Wednesday, May 23, 2012

Smartphones

When I left Canada, nobody had a smartphone. The very first iPhone had launched the month before, and as this was a time before the App Store existed, only the most cutting-edge of the Apple fans and Blackberry deserters actually owned one. Myself, I only had a Samsung A660 that I was very proud could play Kefka's Theme from Final Fantasy VI when it sensed someone I didn't like coming in on my Caller ID.

Japanese cell phone
The Softbank 812SH in its natural habitat

On my first full day in Osaka, I bought a Softbank 812SH from Yodobashi Camera in Umeda. As an upgrade to my Samsung, it was dynamite. It could smoothly and quickly browse the extensive Japanese Mobile Web, had adorable emoticons, was quite slim and had a big colour screen twice the size of the one I was leaving behind. I sang the praises of Japanese phones to anyone who would listen. Sure, some of my students had televisions on their phones - I was content with just having mobile web. By the time I left Japan, two of my students had iPhones (this was a really big deal, especially for the girl who had the "first" iPhone in the school - 2009!) but the rest used the good old flip style.

When I landed back in the West, I thought I had walked from 2007 right into 2017. Almost everyone I knew had a smartphone - my brother had gone through two of them. It was going to be tough to cope with not being able to efficiently email from my cell (Japan uses email based messaging, not SMS, so in order to send a text message you must send to and from a phone email, not a phone number) so I decided to jump on that bandwagon. Now I own a HTC Desire, and grumble to myself at least weekly about how fantastic it would have been to have had a smartphone in Japan. Yes, I got along just fine without, but I'm a bit of a social media bug (follow me on twitter! ;D) and I would have been on any of these apps (linked to the Android versions for you, but there are Apple and other equivalents for most!) in a heartbeat:







Photo courtesy of the Google Play Store Photo courtesy of the Google Play Store Photo courtesy of the Google Play Store Photo courtesy of the Google Play Store Photo courtesy of the Google Play Store


HYPERDIA(Lite) JapanRailSearch - Train schedules. I used the mobile web version on my Japanese phone. I cannot stress how many times I would have been (a) stranded somewhere or (b) lost, if I didn't have Hyperdia. So efficient.

Twitter - Likewise, used the mobile version. I loved being able to microblog about something, then go back and research it later on my computer. Tweets are short, too, so I was comfortable tweeting in Japanese and reading what my Japanese friends were posting なう.

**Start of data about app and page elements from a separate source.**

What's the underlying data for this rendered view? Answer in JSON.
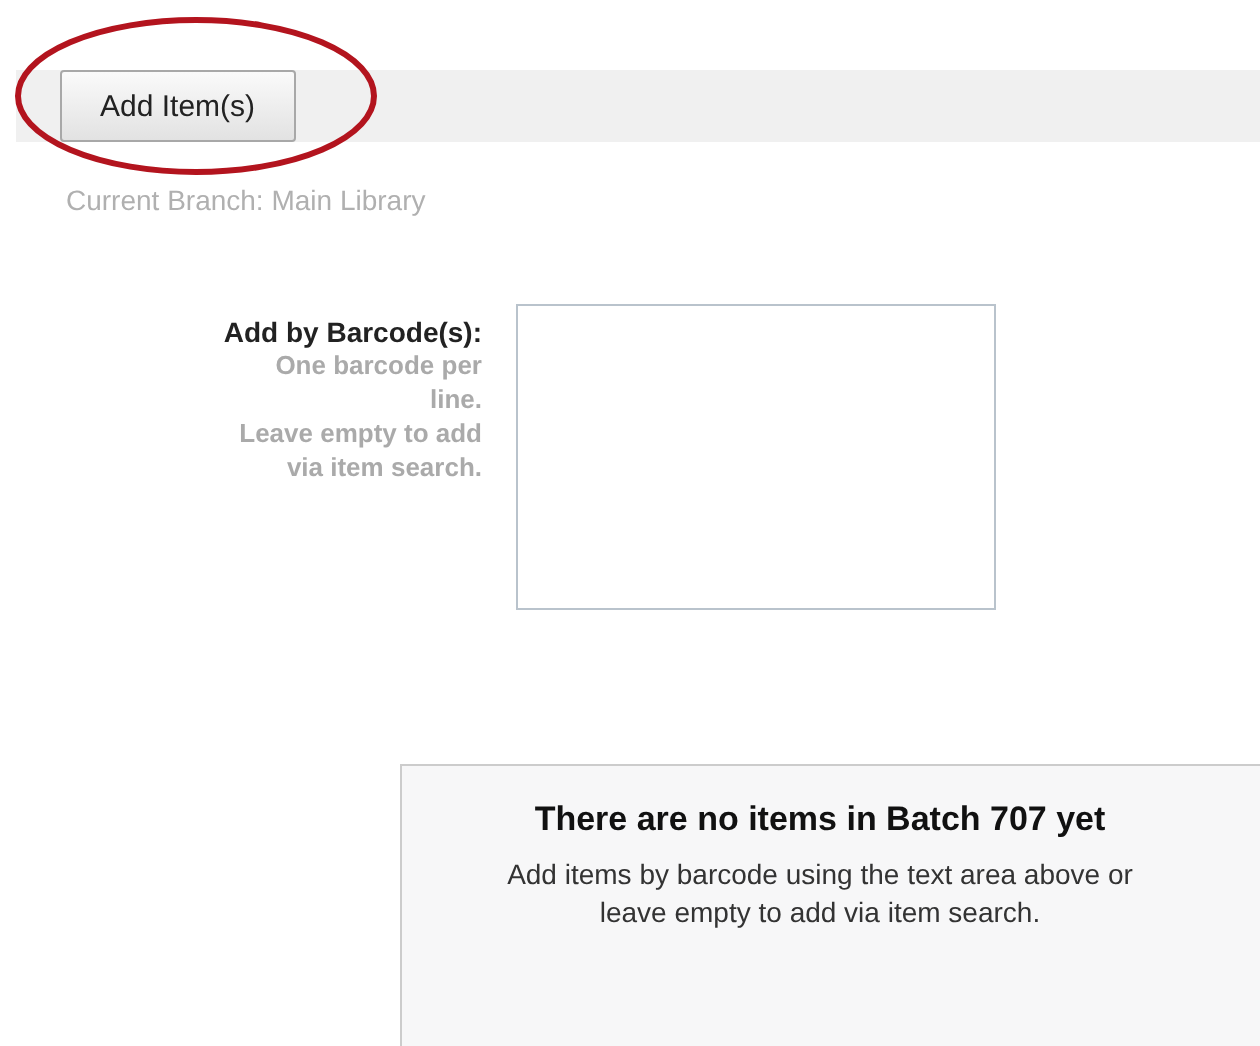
{
  "toolbar": {
    "add_button": "Add Item(s)"
  },
  "current_branch": "Current Branch: Main Library",
  "barcode_form": {
    "label": "Add by Barcode(s):",
    "hints": [
      "One barcode per line.",
      "Leave empty to add via item search."
    ]
  },
  "empty_message": {
    "title": "There are no items in Batch 707 yet",
    "text": "Add items by barcode using the text area above or leave empty to add via item search."
  }
}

Path or Foursquare -  I really liked Gowalla and it seemed like it had big support among Japanese users, but it was eaten up by Facebook. A check-in service would have been my number-one want in Japan. In a new country, everything is a big deal and it's tough to remember later all the things you saw and did, and tougher still to share them with friends back home. How cool would it have been to have been able to post a check-in from Tokyo Tower?

Instagram - I'm on the bandwagon now. This photo-sharing social media site would have been perfect for visiting temples, shrines, statues, skylines, anything!

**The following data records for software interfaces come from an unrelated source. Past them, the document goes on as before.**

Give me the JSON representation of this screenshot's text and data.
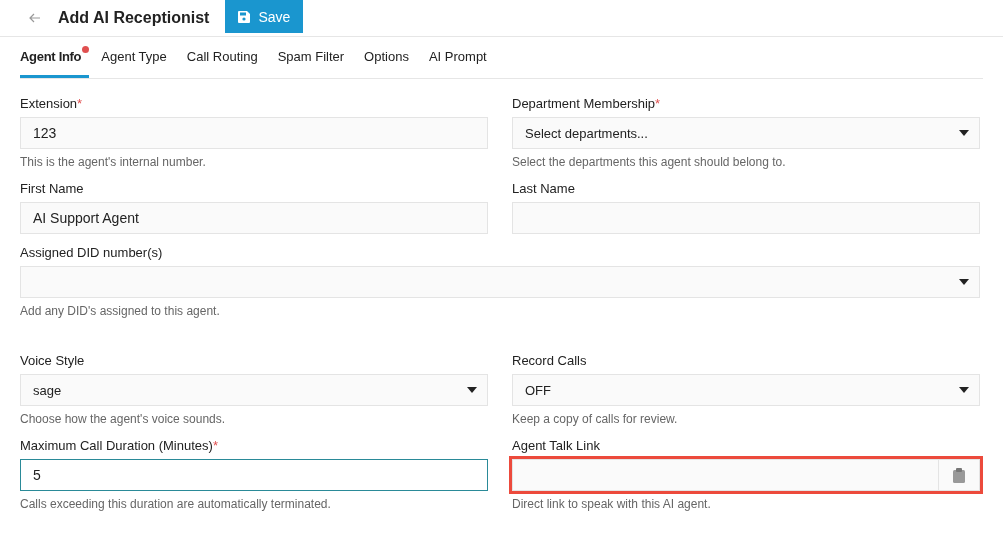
{
  "header": {
    "title": "Add AI Receptionist",
    "save_button": "Save"
  },
  "tabs": [
    {
      "label": "Agent Info",
      "selected": true,
      "alert": true
    },
    {
      "label": "Agent Type",
      "selected": false,
      "alert": false
    },
    {
      "label": "Call Routing",
      "selected": false,
      "alert": false
    },
    {
      "label": "Spam Filter",
      "selected": false,
      "alert": false
    },
    {
      "label": "Options",
      "selected": false,
      "alert": false
    },
    {
      "label": "AI Prompt",
      "selected": false,
      "alert": false
    }
  ],
  "form_rows": [
    {
      "fields": [
        {
          "kind": "text",
          "label": "Extension",
          "required_mark": "*",
          "value": "123",
          "help": "This is the agent's internal number.",
          "focused": false,
          "highlighted": false
        },
        {
          "kind": "select",
          "label": "Department Membership",
          "required_mark": "*",
          "placeholder": "Select departments...",
          "help": "Select the departments this agent should belong to.",
          "focused": false,
          "highlighted": false
        }
      ]
    },
    {
      "fields": [
        {
          "kind": "text",
          "label": "First Name",
          "value": "AI Support Agent",
          "focused": false,
          "highlighted": false
        },
        {
          "kind": "text",
          "label": "Last Name",
          "focused": false,
          "highlighted": false
        }
      ]
    },
    {
      "fields": [
        {
          "kind": "select",
          "label": "Assigned DID number(s)",
          "help": "Add any DID's assigned to this agent.",
          "focused": false,
          "highlighted": false
        }
      ]
    },
    {
      "fields": [
        {
          "kind": "select",
          "label": "Voice Style",
          "value": "sage",
          "help": "Choose how the agent's voice sounds.",
          "focused": false,
          "highlighted": false
        },
        {
          "kind": "select",
          "label": "Record Calls",
          "value": "OFF",
          "help": "Keep a copy of calls for review.",
          "focused": false,
          "highlighted": false
        }
      ]
    },
    {
      "fields": [
        {
          "kind": "text",
          "label": "Maximum Call Duration (Minutes)",
          "required_mark": "*",
          "value": "5",
          "help": "Calls exceeding this duration are automatically terminated.",
          "focused": true,
          "highlighted": false
        },
        {
          "kind": "link",
          "label": "Agent Talk Link",
          "help": "Direct link to speak with this AI agent.",
          "focused": false,
          "highlighted": true
        }
      ]
    }
  ]
}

WWWJDIC For Android - This is THE app for anyone struggling with Japanese. Can't read what's in front of you? Draw it into your phone and WWWJDIC will give you a translation.

Saora's JLPT Practice - Studying your Japanese while abroad? I hope so! This app is a great study tool that keeps you on pace for the Japanese Language Proficiency Test.

Kanji Draw 29% - There are a few kanji-drawing apps out there, but this is my favourite. Good interface and customization, and the app really makes sure you didn't just fluke into the right stroke order!

Google Translate - Straight up. Google's translate tools are very effective.

Barcode Scanner - QR codes are super popular in Japan and you can find them pretty much everywhere!

Japanese Traffic - I never drove, but this could be pretty indispensable to someone who did. The app real time traffic conditions in Japan, in Japanese and English.

Japanese Hot Spring Heaven - Searchable directory of over 4000 hot springs. Don't even care that there's no English version - I would manage.

Tokyo City Guide - By TripAdvisor. Tokyo Art Beat also has great reviews! There are tons and tons of city guide apps out there that would have been much easier to work with on those weekend trips than carrying a book would have been. Check out GoodLuckTripKANSAI for the Kansai area, or search the Internet for your destination!

Tokyo Emergency - Can't vouch for how well it works, but this guide has emergency numbers for if you're travelling in the Tokyo area, including consulate and embassy info. And I lost my passport in Tokyo once, so thumbs up for carrying this sort of helpful info around!

As they say...."there's an app for that." If you are visiting or living in Japan, and you have a smartphone, don't let it go to waste!

1 comment:

  1. When I came back from Japan I got one of my first Canadian cell phones. I asked the cell phone dealer what my email address was for texting and he looked at me like I was crazy.

    ReplyDelete